The business owners sponsored the 29 vests and manage the project as volunteers. “Our aim was simply to formalise them and streamline a system that improves the whole experience of visiting Kalk Bay,” Mr Cullinan said. “This, instead of having opportunists with mischievous intent.”
Bert Stafford, who is part of the small business association, added his voice to this point.
“We have no specific crime figures linked to car guards. While the regular guards do not cause problems, there are a small number that often upset visitors and residents,” he said.
“The bigger problem was the influx of people from outside the area over busy months into Clairvaux Road and the secondary streets about Main Road,” he said.
He claimed a local security firm had infiltrated an unruly group some months ago and confirmed that they had been dealing in drugs, damaging cars and threatening people.
Mr Cullinan said the guards with the red vests weren’t employed by anyone and “should be afforded the opportunity to meet, greet and park cars with no obligation to the public”.
Kante Morris is one of the new car guards, and he said he was happy with the vest he has been issued.
“These bibs must only be given to good people who are working to bring quality to Kalk Bay. Me, I have been here many years.
“I know the good people and the skelms. I know that if a skelm gets a vest, he will make things bad for all of us, because people trust us in the vests.
“Sometimes people on the outside look good, but inside,” he said, patting his heart, “they are broken.” “I don’t want those people who smoke drugs and drink to get these vests because people, they trust me, and I don’t want them to think I am the same as those, broken people.” He said the regular car guards know and trust one another and keep a look out for one another.
“People think this is a nothing job, but it’s not. See here, the foreigners, they leave everything with me,” he said.

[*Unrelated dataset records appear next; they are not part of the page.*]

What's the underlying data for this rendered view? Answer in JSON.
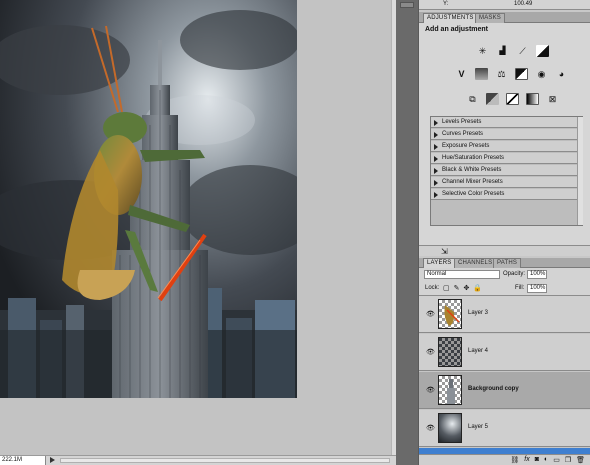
{
  "info": {
    "label": "Y:",
    "value": "100.49"
  },
  "adjustments": {
    "tabs": [
      {
        "label": "ADJUSTMENTS"
      },
      {
        "label": "MASKS"
      }
    ],
    "title": "Add an adjustment",
    "icons_row1": [
      "brightness-contrast",
      "levels",
      "curves",
      "exposure"
    ],
    "icons_row2": [
      "vibrance",
      "hue-saturation",
      "color-balance",
      "black-white",
      "photo-filter",
      "channel-mixer"
    ],
    "icons_row3": [
      "invert",
      "posterize",
      "threshold",
      "gradient-map",
      "selective-color"
    ],
    "presets": [
      {
        "label": "Levels Presets"
      },
      {
        "label": "Curves Presets"
      },
      {
        "label": "Exposure Presets"
      },
      {
        "label": "Hue/Saturation Presets"
      },
      {
        "label": "Black & White Presets"
      },
      {
        "label": "Channel Mixer Presets"
      },
      {
        "label": "Selective Color Presets"
      }
    ]
  },
  "layers": {
    "tabs": [
      {
        "label": "LAYERS"
      },
      {
        "label": "CHANNELS"
      },
      {
        "label": "PATHS"
      }
    ],
    "blend_mode": "Normal",
    "opacity_label": "Opacity:",
    "opacity_value": "100%",
    "lock_label": "Lock:",
    "fill_label": "Fill:",
    "fill_value": "100%",
    "items": [
      {
        "name": "Layer 3",
        "selected": false
      },
      {
        "name": "Layer 4",
        "selected": false
      },
      {
        "name": "Background copy",
        "selected": true
      },
      {
        "name": "Layer 5",
        "selected": false
      }
    ]
  },
  "status": {
    "zoom": "222.1M"
  }
}
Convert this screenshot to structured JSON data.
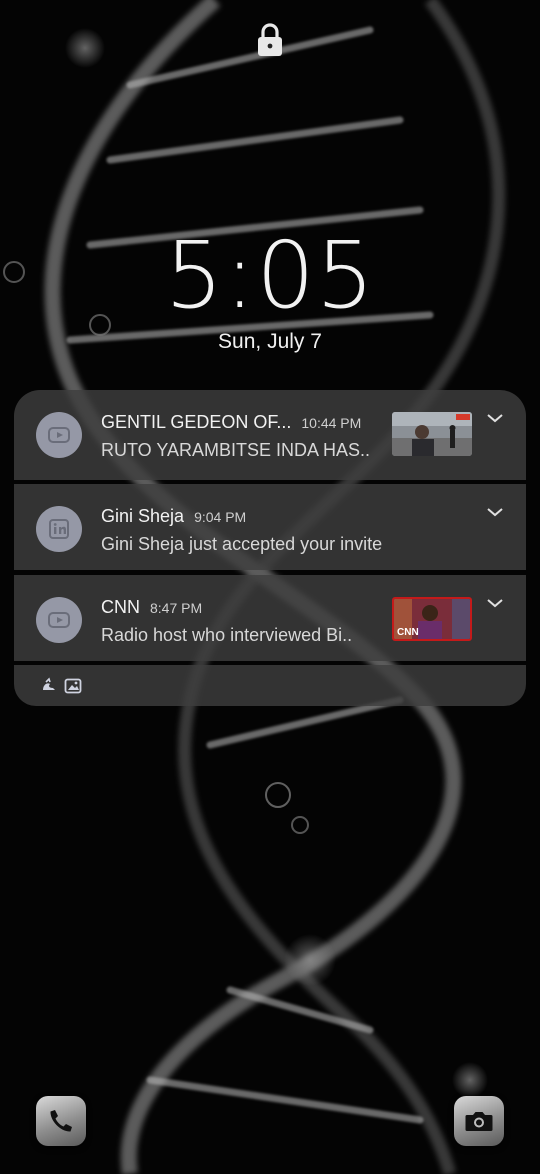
{
  "clock": {
    "time": "5:05",
    "date": "Sun, July 7"
  },
  "notifications": [
    {
      "app_icon": "youtube-icon",
      "sender": "GENTIL GEDEON OF...",
      "time": "10:44 PM",
      "body": "RUTO YARAMBITSE INDA HAS..",
      "thumbnail": "video-thumbnail"
    },
    {
      "app_icon": "linkedin-icon",
      "sender": "Gini Sheja",
      "time": "9:04 PM",
      "body": "Gini Sheja just accepted your invite"
    },
    {
      "app_icon": "youtube-icon",
      "sender": "CNN",
      "time": "8:47 PM",
      "body": "Radio host who interviewed Bi..",
      "thumbnail": "video-thumbnail",
      "thumbnail_text": "CNN"
    }
  ],
  "footer_icons": [
    "app-notification-icon",
    "image-icon"
  ],
  "shortcuts": {
    "left": "phone-icon",
    "right": "camera-icon"
  },
  "colors": {
    "card": "#3e3e3e",
    "app_icon_bg": "#9598a6",
    "cnn_red": "#c41a1a"
  }
}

A group of tourists had indeed left their van open, bags inside, and left him the keys.
Another car guard, Eddy Ekwasa, said he had been in the area 10 years and had no complaints about the new system.
“It’s fair and its better that people know us now,” he said.